Background: An abnormal Q wave is usually defined as an initial depression of the QRS complex having a duration of ≥40 ms and amplitude exceeding 25% of the following R wave in any contiguous leads on the 12-lead electrocardiogram (ECG). However, much smaller Q waves are sometimes recorded on the ECG. This study investigated the diagnostic value of the small Q wave recorded in precordial leads V2 or V3 on the ECG.

Methods: We investigated 807 consecutive patients who underwent coronary angiography. A small Q wave was defined as any negative deflection preceding the R wave in V2 or V3 with <40-ms duration and <0.5-mV amplitude, with or without a small (<0.1-mV) slurred, spiky fragmented initial QRS deflection before the Q wave (early fragmentation). ECG and coronary angiographic findings were analyzed.

Results: The small Q wave was present in 87 patients. Multiple logistic regression analysis revealed that presence of a small Q wave was a strong independent predictor of any coronary artery stenosis or left anterior descending artery (LAD) stenosis (odds ratio = 2.706, 2.902; P < 0.001, < 0.001, respectively).

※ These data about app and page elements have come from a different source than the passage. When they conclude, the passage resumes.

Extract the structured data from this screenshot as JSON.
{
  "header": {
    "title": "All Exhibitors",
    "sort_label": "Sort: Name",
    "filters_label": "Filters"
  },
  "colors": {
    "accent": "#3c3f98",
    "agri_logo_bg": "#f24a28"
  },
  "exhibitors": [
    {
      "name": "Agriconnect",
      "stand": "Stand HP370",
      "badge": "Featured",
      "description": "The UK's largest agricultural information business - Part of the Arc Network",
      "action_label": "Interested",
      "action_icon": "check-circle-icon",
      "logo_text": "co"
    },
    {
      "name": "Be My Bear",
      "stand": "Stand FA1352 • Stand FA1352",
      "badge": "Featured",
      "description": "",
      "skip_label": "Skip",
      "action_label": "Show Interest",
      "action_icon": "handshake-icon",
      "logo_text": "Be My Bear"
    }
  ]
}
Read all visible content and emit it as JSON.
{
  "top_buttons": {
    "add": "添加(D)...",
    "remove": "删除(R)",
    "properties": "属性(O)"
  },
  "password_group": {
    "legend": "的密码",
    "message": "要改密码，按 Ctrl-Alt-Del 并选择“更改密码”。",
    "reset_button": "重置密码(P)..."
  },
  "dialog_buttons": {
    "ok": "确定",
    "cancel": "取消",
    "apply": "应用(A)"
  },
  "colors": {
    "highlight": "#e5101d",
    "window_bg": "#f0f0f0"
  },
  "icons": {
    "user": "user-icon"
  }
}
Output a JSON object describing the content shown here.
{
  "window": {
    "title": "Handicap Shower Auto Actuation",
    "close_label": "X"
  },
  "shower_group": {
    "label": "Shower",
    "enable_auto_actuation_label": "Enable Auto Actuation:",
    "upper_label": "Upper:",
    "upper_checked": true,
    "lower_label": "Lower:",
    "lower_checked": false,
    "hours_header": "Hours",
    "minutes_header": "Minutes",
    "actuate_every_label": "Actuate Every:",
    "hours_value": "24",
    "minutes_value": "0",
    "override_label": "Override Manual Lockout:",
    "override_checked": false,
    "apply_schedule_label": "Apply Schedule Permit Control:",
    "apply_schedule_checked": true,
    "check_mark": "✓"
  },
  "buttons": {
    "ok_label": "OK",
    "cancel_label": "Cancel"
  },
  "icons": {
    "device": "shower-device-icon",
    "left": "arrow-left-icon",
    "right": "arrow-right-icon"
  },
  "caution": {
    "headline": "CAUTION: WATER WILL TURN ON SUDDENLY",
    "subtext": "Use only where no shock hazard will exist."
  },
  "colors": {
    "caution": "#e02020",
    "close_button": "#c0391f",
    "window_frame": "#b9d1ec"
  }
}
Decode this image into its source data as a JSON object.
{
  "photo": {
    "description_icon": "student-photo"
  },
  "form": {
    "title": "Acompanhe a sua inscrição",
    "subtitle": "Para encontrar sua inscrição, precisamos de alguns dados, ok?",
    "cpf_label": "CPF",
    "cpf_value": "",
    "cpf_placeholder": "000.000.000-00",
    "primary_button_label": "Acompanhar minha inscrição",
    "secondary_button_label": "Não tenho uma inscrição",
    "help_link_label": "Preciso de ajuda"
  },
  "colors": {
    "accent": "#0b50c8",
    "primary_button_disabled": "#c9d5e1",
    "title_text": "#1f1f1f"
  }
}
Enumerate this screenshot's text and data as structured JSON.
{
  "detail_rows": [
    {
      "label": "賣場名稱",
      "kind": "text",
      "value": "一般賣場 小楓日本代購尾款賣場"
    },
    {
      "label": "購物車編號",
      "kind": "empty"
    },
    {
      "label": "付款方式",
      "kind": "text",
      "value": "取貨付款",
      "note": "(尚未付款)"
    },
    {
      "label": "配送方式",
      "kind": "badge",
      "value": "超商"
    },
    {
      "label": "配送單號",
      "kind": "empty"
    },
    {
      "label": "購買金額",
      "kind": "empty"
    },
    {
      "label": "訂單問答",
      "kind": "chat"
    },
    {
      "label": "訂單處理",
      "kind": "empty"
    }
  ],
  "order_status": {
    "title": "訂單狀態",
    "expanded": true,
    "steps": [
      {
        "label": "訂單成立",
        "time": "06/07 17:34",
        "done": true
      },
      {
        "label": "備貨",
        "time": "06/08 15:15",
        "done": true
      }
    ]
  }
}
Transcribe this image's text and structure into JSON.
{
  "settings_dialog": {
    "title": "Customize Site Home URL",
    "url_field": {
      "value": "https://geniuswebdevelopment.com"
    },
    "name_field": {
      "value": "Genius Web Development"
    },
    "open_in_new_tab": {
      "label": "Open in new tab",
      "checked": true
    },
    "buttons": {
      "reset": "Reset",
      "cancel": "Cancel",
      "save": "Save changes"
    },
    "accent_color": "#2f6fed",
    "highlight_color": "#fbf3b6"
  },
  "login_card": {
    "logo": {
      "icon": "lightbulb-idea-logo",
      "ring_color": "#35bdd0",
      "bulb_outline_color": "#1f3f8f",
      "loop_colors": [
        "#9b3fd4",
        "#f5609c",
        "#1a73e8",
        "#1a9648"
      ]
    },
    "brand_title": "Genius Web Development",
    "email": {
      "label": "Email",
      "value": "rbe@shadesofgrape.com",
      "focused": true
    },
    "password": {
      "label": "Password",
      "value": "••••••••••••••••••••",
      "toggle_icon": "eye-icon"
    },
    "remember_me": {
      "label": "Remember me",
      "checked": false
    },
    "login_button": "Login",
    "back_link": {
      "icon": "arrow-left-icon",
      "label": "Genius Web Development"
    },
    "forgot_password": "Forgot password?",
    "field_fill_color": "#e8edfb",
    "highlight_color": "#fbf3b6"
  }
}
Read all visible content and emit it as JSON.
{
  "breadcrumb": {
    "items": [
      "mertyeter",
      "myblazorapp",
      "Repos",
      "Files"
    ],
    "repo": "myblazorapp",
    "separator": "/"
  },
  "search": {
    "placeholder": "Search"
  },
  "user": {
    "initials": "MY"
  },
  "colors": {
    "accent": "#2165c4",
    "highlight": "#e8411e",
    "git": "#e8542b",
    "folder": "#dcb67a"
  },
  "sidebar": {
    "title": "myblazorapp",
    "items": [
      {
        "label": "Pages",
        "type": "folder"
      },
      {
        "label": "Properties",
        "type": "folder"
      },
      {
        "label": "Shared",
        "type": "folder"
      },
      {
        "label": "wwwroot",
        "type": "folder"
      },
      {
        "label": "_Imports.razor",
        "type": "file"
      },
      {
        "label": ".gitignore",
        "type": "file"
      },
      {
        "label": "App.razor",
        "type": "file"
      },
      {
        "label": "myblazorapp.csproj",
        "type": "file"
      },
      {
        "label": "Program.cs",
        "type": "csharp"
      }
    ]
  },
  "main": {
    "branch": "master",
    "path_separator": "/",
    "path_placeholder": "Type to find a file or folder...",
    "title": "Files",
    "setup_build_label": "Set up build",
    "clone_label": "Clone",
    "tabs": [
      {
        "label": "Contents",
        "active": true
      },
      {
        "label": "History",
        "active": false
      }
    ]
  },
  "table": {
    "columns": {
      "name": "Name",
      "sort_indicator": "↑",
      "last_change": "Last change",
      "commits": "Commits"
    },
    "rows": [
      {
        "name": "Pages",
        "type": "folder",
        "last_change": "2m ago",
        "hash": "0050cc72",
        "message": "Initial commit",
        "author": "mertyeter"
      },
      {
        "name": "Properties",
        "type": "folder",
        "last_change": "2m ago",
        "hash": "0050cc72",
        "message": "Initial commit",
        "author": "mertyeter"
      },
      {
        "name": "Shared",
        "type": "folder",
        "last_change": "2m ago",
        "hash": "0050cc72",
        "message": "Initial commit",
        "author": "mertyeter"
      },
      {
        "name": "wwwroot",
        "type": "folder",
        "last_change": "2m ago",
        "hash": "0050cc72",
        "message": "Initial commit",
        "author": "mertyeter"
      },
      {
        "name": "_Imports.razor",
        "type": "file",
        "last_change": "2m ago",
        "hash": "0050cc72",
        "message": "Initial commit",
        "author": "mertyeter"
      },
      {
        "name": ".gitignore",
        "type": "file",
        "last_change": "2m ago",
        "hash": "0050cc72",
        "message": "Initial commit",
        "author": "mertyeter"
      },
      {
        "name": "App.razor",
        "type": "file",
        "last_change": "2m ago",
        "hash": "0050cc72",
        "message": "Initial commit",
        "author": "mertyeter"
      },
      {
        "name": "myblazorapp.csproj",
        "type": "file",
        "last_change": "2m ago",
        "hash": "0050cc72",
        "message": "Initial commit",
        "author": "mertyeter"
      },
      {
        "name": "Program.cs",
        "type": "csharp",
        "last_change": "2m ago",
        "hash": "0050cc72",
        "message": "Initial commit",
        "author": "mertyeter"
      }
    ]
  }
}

Conclusion: A small Q wave (<40-ms duration and <0.5-mV amplitude) in V2 or V3 with or without early fragmentation significantly predicted the presence of CAD and, especially, significant stenosis in the LAD.

Ann Noninvasive Electrocardiol 2010;15(2):116–123